The power of the city's finances was illustrated in its being able to partner with the state to get an interchange built that was instrumental in a deal with Marriott. A hotel that will host one of the Super Bowl entrants was constructed, with Marriott leasing the land from the city to build an amusement park and a parking lot.

A convention center and another large chain hotel were built in 1986, but the city's fondness for the 49ers surfaced during the height of the team's dominance.

The 49ers were given a sweetheart deal to move their training facility from Redwood City — 18 miles north of Santa Clara. Then-mayor Eddie Souza enticed then-49ers owner Eddie DeBartolo Jr. with a deal that gave the team 12 acres at $1,000 an acre with a 4 percent annual increase for 55 years, according to the San Francisco Chronicle.

Gillmor declined to comment on the deal, but the city still kept a large chunk of undeveloped land in the area.

DeBartolo and 49ers President Carmen Policy still pushed for a new stadium near their old home at dilapidated Candlestick Park until DeBartolo's legal troubles in the late 1990s tempered their pursuit.

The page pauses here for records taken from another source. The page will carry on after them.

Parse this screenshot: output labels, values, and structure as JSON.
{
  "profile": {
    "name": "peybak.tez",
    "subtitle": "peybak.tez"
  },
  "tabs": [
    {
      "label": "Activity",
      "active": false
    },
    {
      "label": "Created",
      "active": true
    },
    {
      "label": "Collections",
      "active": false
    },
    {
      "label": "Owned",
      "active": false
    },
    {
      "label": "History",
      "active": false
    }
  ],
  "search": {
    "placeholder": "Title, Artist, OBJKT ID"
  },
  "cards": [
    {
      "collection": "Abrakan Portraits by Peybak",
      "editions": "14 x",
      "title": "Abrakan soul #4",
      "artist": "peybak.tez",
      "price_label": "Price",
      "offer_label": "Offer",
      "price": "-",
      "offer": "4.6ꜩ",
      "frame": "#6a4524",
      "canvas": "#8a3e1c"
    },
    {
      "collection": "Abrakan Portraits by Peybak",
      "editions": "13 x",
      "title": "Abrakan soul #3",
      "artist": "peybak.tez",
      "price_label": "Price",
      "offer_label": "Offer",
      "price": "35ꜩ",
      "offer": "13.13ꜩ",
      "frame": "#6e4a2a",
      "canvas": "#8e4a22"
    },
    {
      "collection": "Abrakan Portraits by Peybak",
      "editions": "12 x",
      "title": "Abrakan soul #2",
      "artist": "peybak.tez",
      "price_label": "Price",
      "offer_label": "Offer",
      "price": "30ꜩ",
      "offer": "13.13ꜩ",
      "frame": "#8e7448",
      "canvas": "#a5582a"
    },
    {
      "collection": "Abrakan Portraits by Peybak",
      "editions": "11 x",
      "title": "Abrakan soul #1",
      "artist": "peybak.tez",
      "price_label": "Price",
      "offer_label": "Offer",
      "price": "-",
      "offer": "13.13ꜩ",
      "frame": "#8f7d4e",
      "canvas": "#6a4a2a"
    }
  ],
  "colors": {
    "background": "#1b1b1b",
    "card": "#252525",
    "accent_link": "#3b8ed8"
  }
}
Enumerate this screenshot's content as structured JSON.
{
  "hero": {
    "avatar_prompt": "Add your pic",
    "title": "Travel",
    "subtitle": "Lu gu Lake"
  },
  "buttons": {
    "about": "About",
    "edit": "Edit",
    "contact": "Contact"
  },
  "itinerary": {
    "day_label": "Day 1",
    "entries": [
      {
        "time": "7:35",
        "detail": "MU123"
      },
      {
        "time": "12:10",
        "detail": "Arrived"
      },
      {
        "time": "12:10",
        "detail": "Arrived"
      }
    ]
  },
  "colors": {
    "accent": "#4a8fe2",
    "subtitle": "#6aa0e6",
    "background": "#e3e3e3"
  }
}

Although voters from five Santa Clara County cities in 1990 rejected a tax to finance a stadium for the Giants in Santa Clara, Kevin Moore wasn't discouraged. Moore, a longtime Santa Clara resident and member of the city's Parks and Recreation Commission in 2003, wrote a letter to a team official asking him to consider Santa Clara as a stadium option.

Moore and a groundswell of supporters sold the 49ers on the abundance of undeveloped land next to the 49ers' practice facility, as well as ample parking from the amusement park and local Amtrak and light-rail systems within walking distance of the proposed site. APphoto_Super Bowl Trip Guide

Eric Risberg / AP

In this Sept. 14, 2015 photo taken with a fisheye lens, a large flag is presented during the national anthem at Levi's Stadium before a game between the 49ers and the Vikings.

Momentum grew to the point that Santa Clara voters passed a measure in 2010 to build a football stadium adjacent to the 49ers' facility. Construction started in 2012 and was completed two years later.

Like most major events, Santa Clara is dealing with its share of controversy involving the stadium and Super Bowl.

There is the fear Santa Clara and other local cities — including San Francisco — could lose money from hosting festivities leading up to the game. Repeated turf issues overshadowed the newness of the stadium during its inaugural season in 2014.

The game's midafternoon start time should alleviate concerns about fans' discomfort due to a lack of shade on the east side, although Santa Clara winters are relatively mild.

Despite the national hype, Santa Clara will maintain a semblance of its youthful significance once the Super Bowl is played.

Washington Park, a WPA project built in 1935 and located on the south edge of town, will host the Palomino World Series for 17- and 18-year-olds. It's also where a 25-year-old Class A catcher named Joe Maddon ended his playing career with the co-op Santa Clara Padres in the California League in 1979.

But memories for locals still exist, such as the signs commemorating the four Colt League World Series teams that are posted above the park's entrance.

Adjacent to Washington Park is Townsend Field, where Bartkowski's skills while playing for Buchser High School attracted recruiters and led to him becoming an All-American at Cal. Townsend currently is used by the successful Santa Clara Lions youth football program.

"The facilities, the coaching, the time and effort gave me a jump-start in my athletic career," said Bartkowski, who moved from Iowa to Santa Clara at age 10 and now resides in the Atlanta area.

"I looked up to local heroes like Jim Plunkett (who grew up in San Jose and won the 1970 Heisman Trophy at Stanford) and Craig Morton (who grew up in nearby Campbell before attending Cal). But I'll never forget how lucky I was to play in Santa Clara."